_What to do_
The data is to be repeated exactly, with the images removed.

### Entries supplied ###

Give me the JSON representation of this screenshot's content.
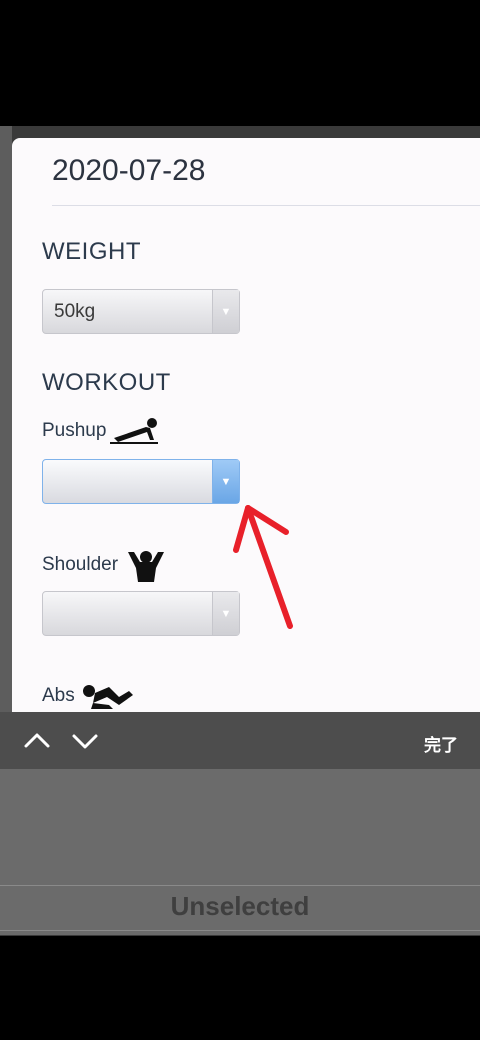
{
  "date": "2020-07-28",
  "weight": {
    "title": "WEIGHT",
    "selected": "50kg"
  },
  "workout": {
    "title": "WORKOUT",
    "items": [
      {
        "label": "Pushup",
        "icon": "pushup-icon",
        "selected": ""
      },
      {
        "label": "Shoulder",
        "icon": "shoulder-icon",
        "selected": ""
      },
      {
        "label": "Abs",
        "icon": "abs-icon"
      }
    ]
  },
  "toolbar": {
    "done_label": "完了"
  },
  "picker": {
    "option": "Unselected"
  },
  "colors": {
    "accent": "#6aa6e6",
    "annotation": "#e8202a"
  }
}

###

_Answer to this exercise_
Give me the JSON representation of this screenshot's content.
{
  "date": "2020-07-28",
  "weight": {
    "title": "WEIGHT",
    "selected": "50kg"
  },
  "workout": {
    "title": "WORKOUT",
    "items": [
      {
        "label": "Pushup",
        "icon": "pushup-icon",
        "selected": ""
      },
      {
        "label": "Shoulder",
        "icon": "shoulder-icon",
        "selected": ""
      },
      {
        "label": "Abs",
        "icon": "abs-icon"
      }
    ]
  },
  "toolbar": {
    "done_label": "完了"
  },
  "picker": {
    "option": "Unselected"
  },
  "colors": {
    "accent": "#6aa6e6",
    "annotation": "#e8202a"
  }
}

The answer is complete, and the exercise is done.